Roll call in middle school. The teacher called out names in alphabetical order. When we heard our name, we responded “present.” That may be one of the only times I paid attention in school. Most of my time was divided between talking to my desk-mates, writing and passing notes, daydreaming or doodling in a workbook. I said I was present, but I wasn’t.
A good part of my life was spent trying to improve myself, constantly looking for books with detailed instructions on how to make something happen that I wanted to happen in my life. Mostly it was about losing weight. I thought the weight made me different than others. The only problem was, sometimes I wasn’t overweight, but I still perceived my body as problematic. This was just another way of not being in the present moment.
Mind-drifting and distraction may be a tool that allows us to function in a situation where we feel overwhelmed or unsafe, but we don’t have to stay in this mode. We can choose to live in the present, accepting everything as it happens, even if it is unpleasant or confusing.
When I first tried to be present, I took a hard look at the truth of my life. I saw myself as a person who was just trying to make a decent life the best way she knew how. It was difficult to accept that bad things happen and that I may not be right all the time. I wanted to make everything perfect, not just for me but for my family, for everyone if I could.
I’ve learned that being present is not about trying to be present or mindful as much as it is about allowing whatever happens to just happen. That is, I can allow things to happen without reacting to them or trying to make things the way I think they should be. Even if I think someone else is wrong, I can let them be wrong. I don’t have to judge them, give my opinion or make corrections.
This also means I don’t have to worry about what others think of me. I don’t have to get angry or upset. I can choose to not feel guilty about past mistakes or stupid things I do. The less I react to my behavior and surroundings, the better I can see it for what it really is and make adjustments to bring my life into a healthy state.
I am not suggesting that you can be completely immune to hardship or pain. I am saying you can allow yourself to feel however you feel without determining if it is good or bad. Not judging yourself, or others, is one of the first steps to acquiring a healthy state of mind.
Being in the present is very do-able. But you have to figure out how to accomplish this your way. It’s good to read about how others have overcome obstacles and learned how to be peaceful. But I don’t think there is any one sure way to do this. If you have the desire to live in the present moment, you have already learned most of what you need to know to make it happen.

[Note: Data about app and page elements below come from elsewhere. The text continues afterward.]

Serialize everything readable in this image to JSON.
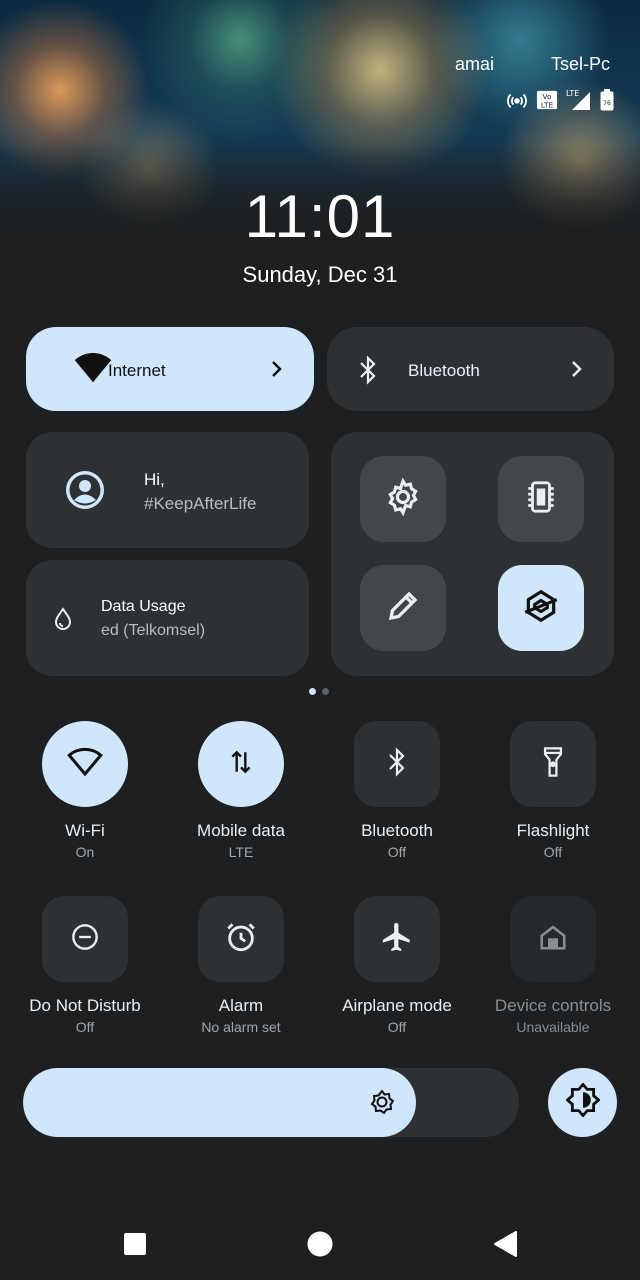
{
  "status_bar": {
    "carrier_1": "amai",
    "carrier_2": "Tsel-Pc",
    "icons": [
      "hotspot-icon",
      "volte-icon",
      "lte-signal-icon",
      "battery-icon"
    ],
    "battery_level": "76"
  },
  "lock": {
    "time": "11:01",
    "date": "Sunday, Dec 31"
  },
  "big_tiles": {
    "internet": {
      "label": "Internet",
      "icon": "wifi-icon",
      "state": "active"
    },
    "bluetooth": {
      "label": "Bluetooth",
      "icon": "bluetooth-icon",
      "state": "inactive"
    }
  },
  "user_card": {
    "greeting": "Hi,",
    "name": "#KeepAfterLife"
  },
  "data_card": {
    "title": "Data Usage",
    "subtitle": "ed (Telkomsel)"
  },
  "shortcuts": [
    "settings-icon",
    "chip-icon",
    "edit-icon",
    "vpn-icon"
  ],
  "page_indicator": {
    "current": 1,
    "total": 2
  },
  "tiles": [
    {
      "label": "Wi-Fi",
      "sub": "On",
      "icon": "wifi-icon",
      "state": "on"
    },
    {
      "label": "Mobile data",
      "sub": "LTE",
      "icon": "data-arrows-icon",
      "state": "on"
    },
    {
      "label": "Bluetooth",
      "sub": "Off",
      "icon": "bluetooth-icon",
      "state": "off"
    },
    {
      "label": "Flashlight",
      "sub": "Off",
      "icon": "flashlight-icon",
      "state": "off"
    },
    {
      "label": "Do Not Disturb",
      "sub": "Off",
      "icon": "dnd-icon",
      "state": "off"
    },
    {
      "label": "Alarm",
      "sub": "No alarm set",
      "icon": "alarm-icon",
      "state": "off"
    },
    {
      "label": "Airplane mode",
      "sub": "Off",
      "icon": "airplane-icon",
      "state": "off"
    },
    {
      "label": "Device controls",
      "sub": "Unavailable",
      "icon": "home-icon",
      "state": "unavailable"
    }
  ],
  "brightness": {
    "level_percent": 80
  },
  "colors": {
    "accent": "#cfe6fb",
    "panel": "#2e3134",
    "background": "#1d1f21"
  }
}
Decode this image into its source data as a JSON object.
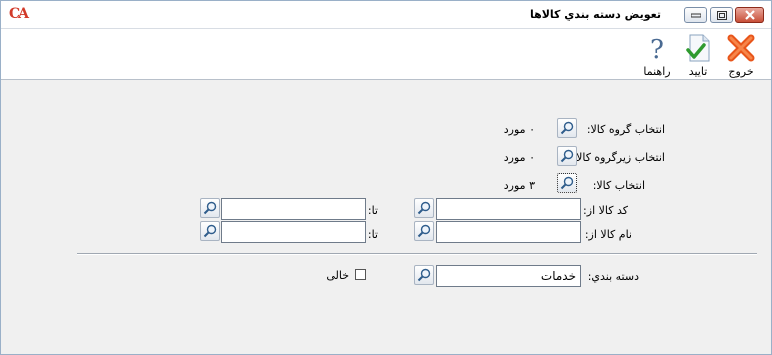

Trust yourself and let it happen.
I used to think that if I accepted myself the way I was at any given moment, then I was settling for something other than my best. But I found I must accept myself the way I am now to find the love and self respect which will push me into my full potential, my best self.
Thoughts on building a core of happiness, click here.
If you struggle with bingeing or overeating – start here
It’s not my job to judge everyone, its my job to love them.